- Given entries

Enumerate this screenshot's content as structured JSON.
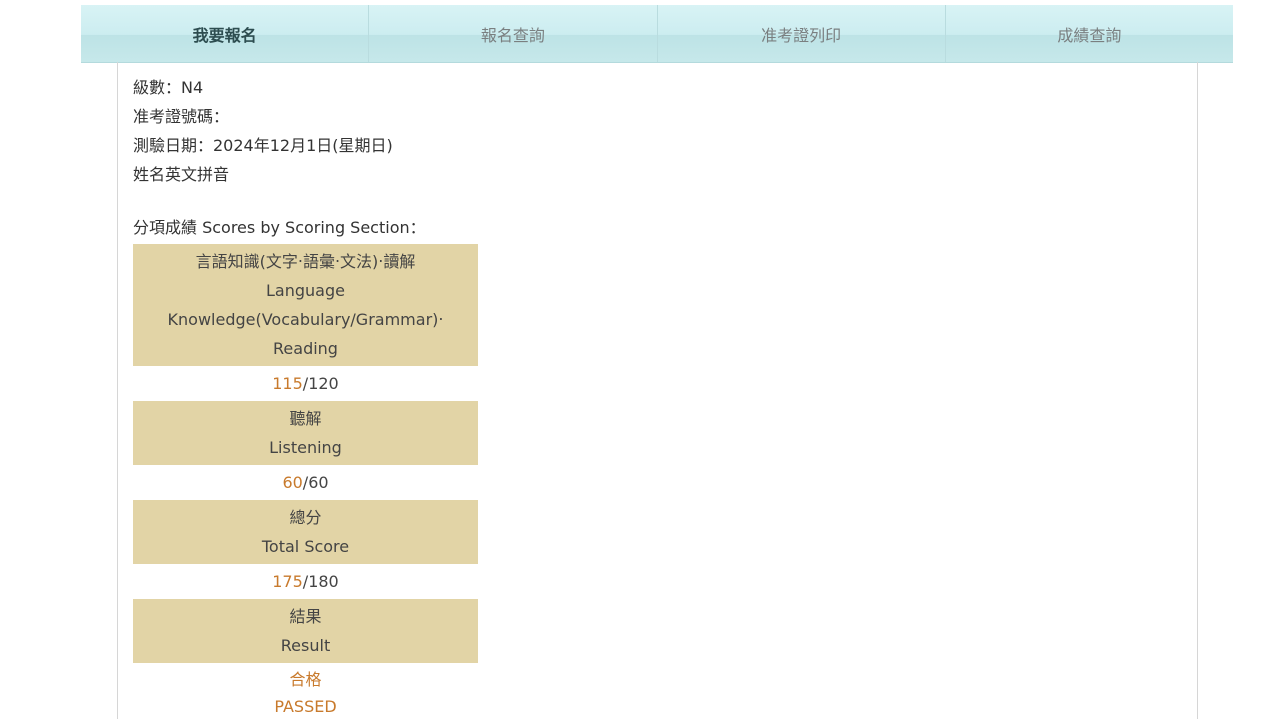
{
  "tabs": [
    {
      "label": "我要報名",
      "active": true
    },
    {
      "label": "報名查詢",
      "active": false
    },
    {
      "label": "准考證列印",
      "active": false
    },
    {
      "label": "成績查詢",
      "active": false
    }
  ],
  "info": {
    "level": "級數：N4",
    "ticket_number": "准考證號碼：",
    "test_date": "測驗日期：2024年12月1日(星期日)",
    "name_romaji": "姓名英文拼音"
  },
  "scores_title": "分項成績 Scores by Scoring Section：",
  "sections": [
    {
      "zh": "言語知識(文字‧語彙‧文法)‧讀解",
      "en": "Language Knowledge(Vocabulary/Grammar)‧ Reading",
      "score": "115",
      "max": "/120"
    },
    {
      "zh": "聽解",
      "en": "Listening",
      "score": "60",
      "max": "/60"
    },
    {
      "zh": "總分",
      "en": "Total Score",
      "score": "175",
      "max": "/180"
    }
  ],
  "result": {
    "zh": "結果",
    "en": "Result",
    "value_zh": "合格",
    "value_en": "PASSED"
  },
  "colors": {
    "tab_bg": "#ccedf0",
    "header_cell_bg": "#e2d4a6",
    "score_accent": "#c87a2c"
  }
}
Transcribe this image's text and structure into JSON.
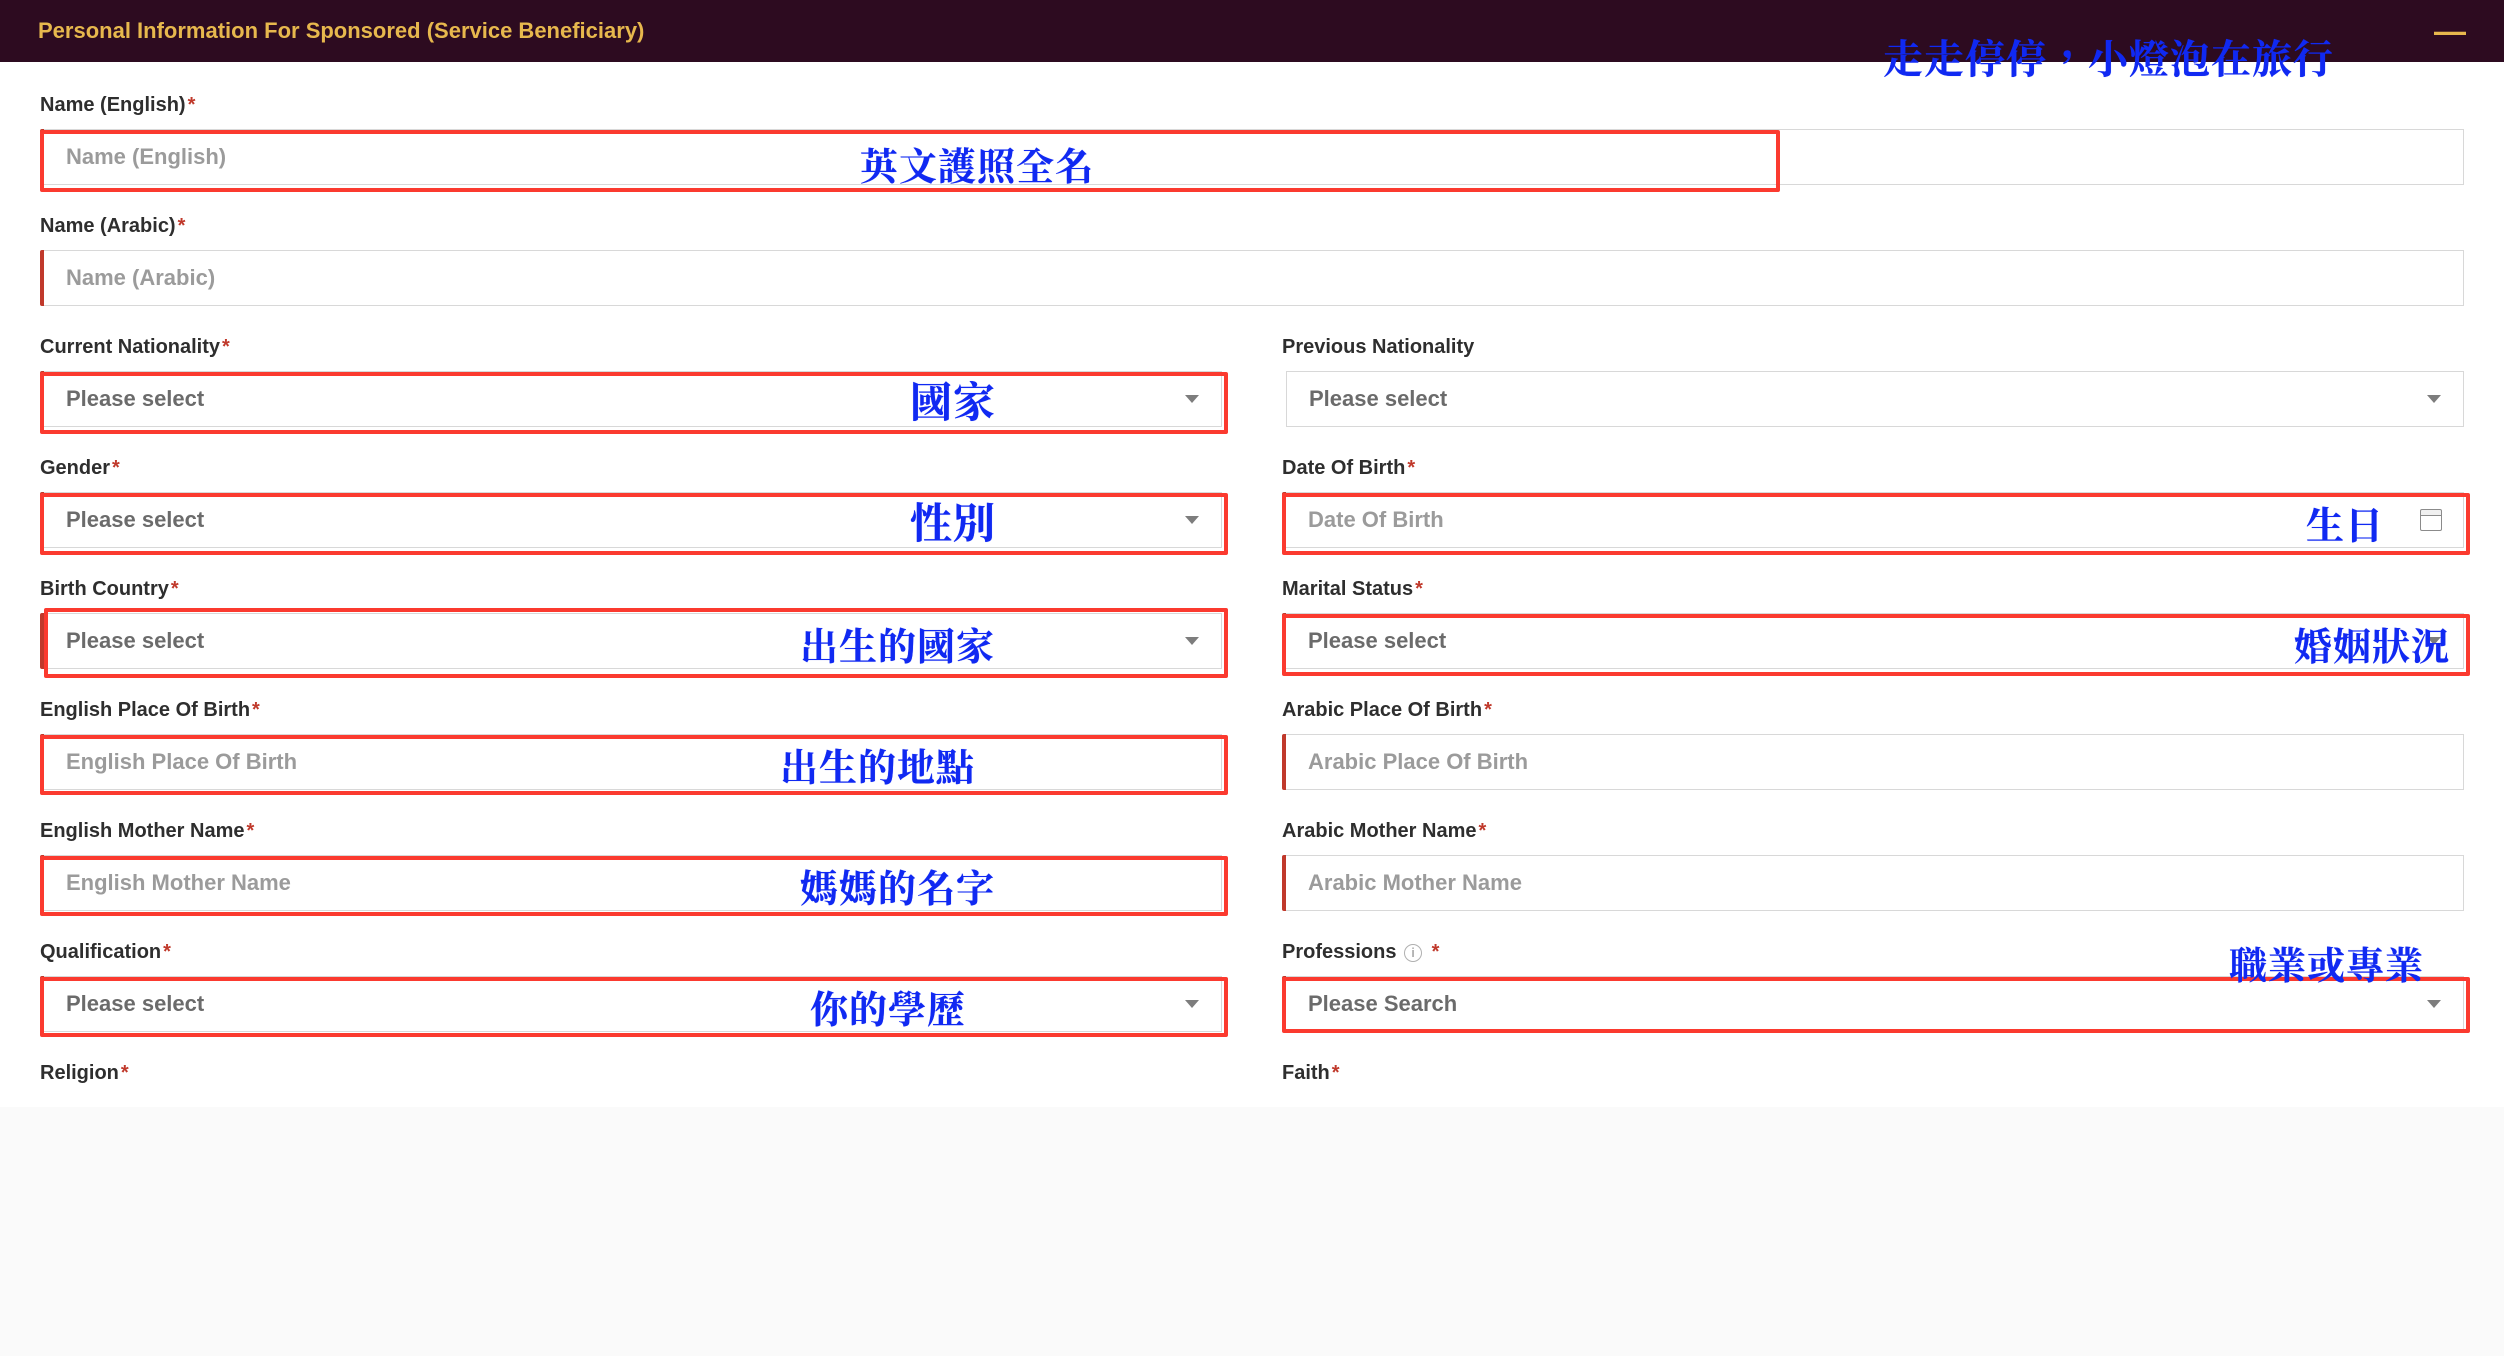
{
  "header": {
    "title": "Personal Information For Sponsored (Service Beneficiary)"
  },
  "watermark": "走走停停，小燈泡在旅行",
  "fields": {
    "name_en": {
      "label": "Name (English)",
      "placeholder": "Name (English)"
    },
    "name_ar": {
      "label": "Name (Arabic)",
      "placeholder": "Name (Arabic)"
    },
    "cur_nat": {
      "label": "Current Nationality",
      "placeholder": "Please select"
    },
    "prev_nat": {
      "label": "Previous Nationality",
      "placeholder": "Please select"
    },
    "gender": {
      "label": "Gender",
      "placeholder": "Please select"
    },
    "dob": {
      "label": "Date Of Birth",
      "placeholder": "Date Of Birth"
    },
    "birth_country": {
      "label": "Birth Country",
      "placeholder": "Please select"
    },
    "marital": {
      "label": "Marital Status",
      "placeholder": "Please select"
    },
    "pob_en": {
      "label": "English Place Of Birth",
      "placeholder": "English Place Of Birth"
    },
    "pob_ar": {
      "label": "Arabic Place Of Birth",
      "placeholder": "Arabic Place Of Birth"
    },
    "mother_en": {
      "label": "English Mother Name",
      "placeholder": "English Mother Name"
    },
    "mother_ar": {
      "label": "Arabic Mother Name",
      "placeholder": "Arabic Mother Name"
    },
    "qual": {
      "label": "Qualification",
      "placeholder": "Please select"
    },
    "prof": {
      "label": "Professions",
      "placeholder": "Please Search"
    },
    "religion": {
      "label": "Religion"
    },
    "faith": {
      "label": "Faith"
    }
  },
  "annotations": {
    "name_en": "英文護照全名",
    "cur_nat": "國家",
    "gender": "性別",
    "dob": "生日",
    "birth_country": "出生的國家",
    "marital": "婚姻狀況",
    "pob_en": "出生的地點",
    "mother_en": "媽媽的名字",
    "qual": "你的學歷",
    "prof": "職業或專業"
  }
}
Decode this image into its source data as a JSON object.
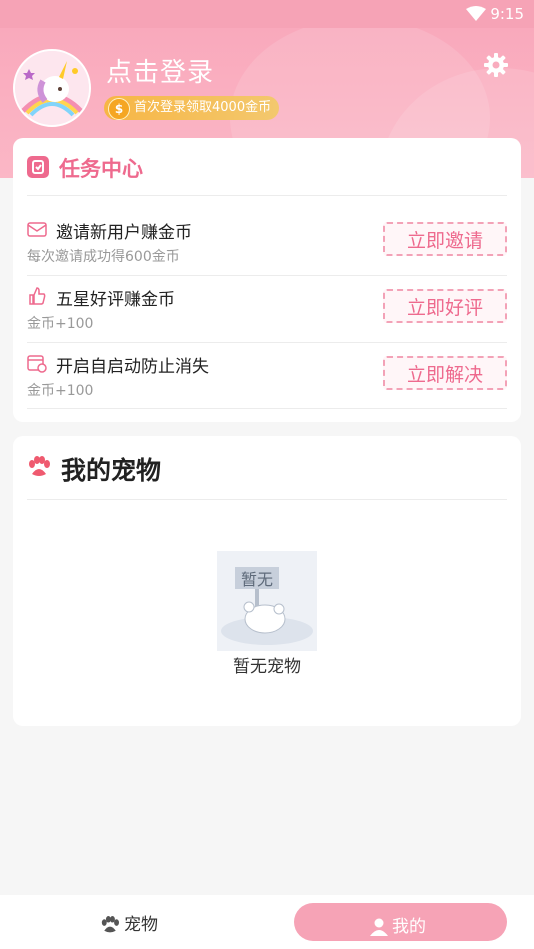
{
  "status_bar": {
    "time": "9:15"
  },
  "header": {
    "login_text": "点击登录",
    "coin_badge_text": "首次登录领取4000金币",
    "coin_symbol": "$"
  },
  "task_center": {
    "title": "任务中心",
    "tasks": [
      {
        "title": "邀请新用户赚金币",
        "subtitle": "每次邀请成功得600金币",
        "button": "立即邀请"
      },
      {
        "title": "五星好评赚金币",
        "subtitle": "金币+100",
        "button": "立即好评"
      },
      {
        "title": "开启自启动防止消失",
        "subtitle": "金币+100",
        "button": "立即解决"
      }
    ]
  },
  "my_pets": {
    "title": "我的宠物",
    "empty_image_text": "暂无",
    "empty_text": "暂无宠物"
  },
  "tabbar": {
    "pet": "宠物",
    "mine": "我的"
  },
  "colors": {
    "pink": "#f6a3b6",
    "accent": "#ee6a8e",
    "gold": "#f5a623"
  }
}
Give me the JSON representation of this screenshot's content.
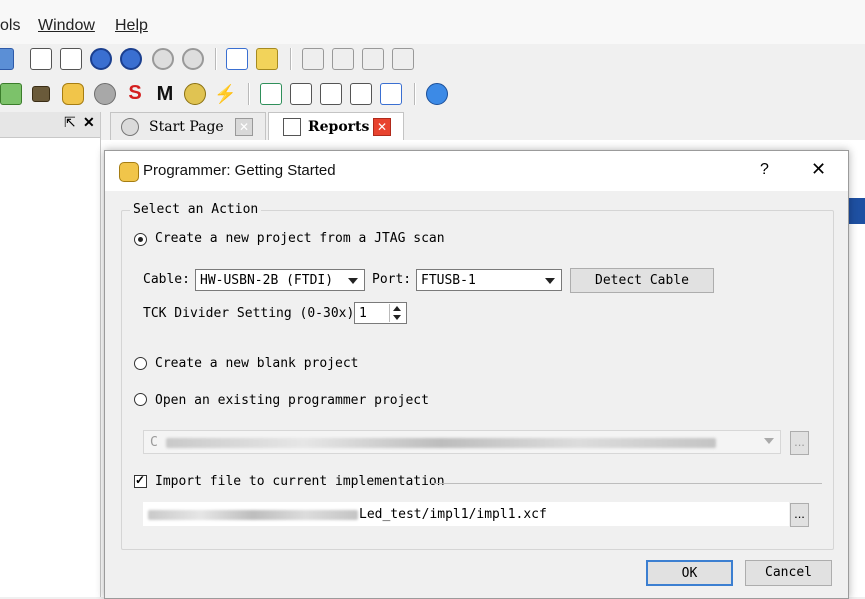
{
  "menu": {
    "tools": "ols",
    "window": "Window",
    "help": "Help"
  },
  "tabs": [
    {
      "label": "Start Page"
    },
    {
      "label": "Reports"
    }
  ],
  "leftpane": {
    "pin": "⇱",
    "close": "✕"
  },
  "dialog": {
    "title": "Programmer: Getting Started",
    "help": "?",
    "close": "✕",
    "group_title": "Select an Action",
    "option_jtag": "Create a new project from a JTAG scan",
    "cable_label": "Cable:",
    "cable_value": "HW-USBN-2B (FTDI)",
    "port_label": "Port:",
    "port_value": "FTUSB-1",
    "detect_cable": "Detect Cable",
    "tck_label": "TCK Divider Setting (0-30x):",
    "tck_value": "1",
    "option_blank": "Create a new blank project",
    "option_open": "Open an existing programmer project",
    "open_path_prefix": "C",
    "browse": "...",
    "import_label": "Import file to current implementation",
    "import_path_suffix": "Led_test/impl1/impl1.xcf",
    "ok": "OK",
    "cancel": "Cancel"
  },
  "colors": {
    "accent": "#1e50a2",
    "close_red": "#e8432f"
  }
}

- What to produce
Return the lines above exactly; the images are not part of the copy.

- Solved exercise
Enumerate this screenshot's content as structured JSON.
{
  "tabs": [
    {
      "label": "我要報名",
      "active": true
    },
    {
      "label": "報名查詢",
      "active": false
    },
    {
      "label": "准考證列印",
      "active": false
    },
    {
      "label": "成績查詢",
      "active": false
    }
  ],
  "info": {
    "level": "級數：N4",
    "ticket_number": "准考證號碼：",
    "test_date": "測驗日期：2024年12月1日(星期日)",
    "name_romaji": "姓名英文拼音"
  },
  "scores_title": "分項成績 Scores by Scoring Section：",
  "sections": [
    {
      "zh": "言語知識(文字‧語彙‧文法)‧讀解",
      "en": "Language Knowledge(Vocabulary/Grammar)‧ Reading",
      "score": "115",
      "max": "/120"
    },
    {
      "zh": "聽解",
      "en": "Listening",
      "score": "60",
      "max": "/60"
    },
    {
      "zh": "總分",
      "en": "Total Score",
      "score": "175",
      "max": "/180"
    }
  ],
  "result": {
    "zh": "結果",
    "en": "Result",
    "value_zh": "合格",
    "value_en": "PASSED"
  },
  "colors": {
    "tab_bg": "#ccedf0",
    "header_cell_bg": "#e2d4a6",
    "score_accent": "#c87a2c"
  }
}
Transcribe this image's text and structure into JSON.
{
  "header": {
    "title": "Personal Information For Sponsored (Service Beneficiary)"
  },
  "watermark": "走走停停，小燈泡在旅行",
  "fields": {
    "name_en": {
      "label": "Name (English)",
      "placeholder": "Name (English)"
    },
    "name_ar": {
      "label": "Name (Arabic)",
      "placeholder": "Name (Arabic)"
    },
    "cur_nat": {
      "label": "Current Nationality",
      "placeholder": "Please select"
    },
    "prev_nat": {
      "label": "Previous Nationality",
      "placeholder": "Please select"
    },
    "gender": {
      "label": "Gender",
      "placeholder": "Please select"
    },
    "dob": {
      "label": "Date Of Birth",
      "placeholder": "Date Of Birth"
    },
    "birth_country": {
      "label": "Birth Country",
      "placeholder": "Please select"
    },
    "marital": {
      "label": "Marital Status",
      "placeholder": "Please select"
    },
    "pob_en": {
      "label": "English Place Of Birth",
      "placeholder": "English Place Of Birth"
    },
    "pob_ar": {
      "label": "Arabic Place Of Birth",
      "placeholder": "Arabic Place Of Birth"
    },
    "mother_en": {
      "label": "English Mother Name",
      "placeholder": "English Mother Name"
    },
    "mother_ar": {
      "label": "Arabic Mother Name",
      "placeholder": "Arabic Mother Name"
    },
    "qual": {
      "label": "Qualification",
      "placeholder": "Please select"
    },
    "prof": {
      "label": "Professions",
      "placeholder": "Please Search"
    },
    "religion": {
      "label": "Religion"
    },
    "faith": {
      "label": "Faith"
    }
  },
  "annotations": {
    "name_en": "英文護照全名",
    "cur_nat": "國家",
    "gender": "性別",
    "dob": "生日",
    "birth_country": "出生的國家",
    "marital": "婚姻狀況",
    "pob_en": "出生的地點",
    "mother_en": "媽媽的名字",
    "qual": "你的學歷",
    "prof": "職業或專業"
  }
}
Decode this image into its source data as a JSON object.
{
  "status_bar": {
    "time": "9:15"
  },
  "header": {
    "login_text": "点击登录",
    "coin_badge_text": "首次登录领取4000金币",
    "coin_symbol": "$"
  },
  "task_center": {
    "title": "任务中心",
    "tasks": [
      {
        "title": "邀请新用户赚金币",
        "subtitle": "每次邀请成功得600金币",
        "button": "立即邀请"
      },
      {
        "title": "五星好评赚金币",
        "subtitle": "金币+100",
        "button": "立即好评"
      },
      {
        "title": "开启自启动防止消失",
        "subtitle": "金币+100",
        "button": "立即解决"
      }
    ]
  },
  "my_pets": {
    "title": "我的宠物",
    "empty_image_text": "暂无",
    "empty_text": "暂无宠物"
  },
  "tabbar": {
    "pet": "宠物",
    "mine": "我的"
  },
  "colors": {
    "pink": "#f6a3b6",
    "accent": "#ee6a8e",
    "gold": "#f5a623"
  }
}
Give me the JSON representation of this screenshot's content.
{
  "menu": {
    "tools": "ols",
    "window": "Window",
    "help": "Help"
  },
  "tabs": [
    {
      "label": "Start Page"
    },
    {
      "label": "Reports"
    }
  ],
  "leftpane": {
    "pin": "⇱",
    "close": "✕"
  },
  "dialog": {
    "title": "Programmer: Getting Started",
    "help": "?",
    "close": "✕",
    "group_title": "Select an Action",
    "option_jtag": "Create a new project from a JTAG scan",
    "cable_label": "Cable:",
    "cable_value": "HW-USBN-2B (FTDI)",
    "port_label": "Port:",
    "port_value": "FTUSB-1",
    "detect_cable": "Detect Cable",
    "tck_label": "TCK Divider Setting (0-30x):",
    "tck_value": "1",
    "option_blank": "Create a new blank project",
    "option_open": "Open an existing programmer project",
    "open_path_prefix": "C",
    "browse": "...",
    "import_label": "Import file to current implementation",
    "import_path_suffix": "Led_test/impl1/impl1.xcf",
    "ok": "OK",
    "cancel": "Cancel"
  },
  "colors": {
    "accent": "#1e50a2",
    "close_red": "#e8432f"
  }
}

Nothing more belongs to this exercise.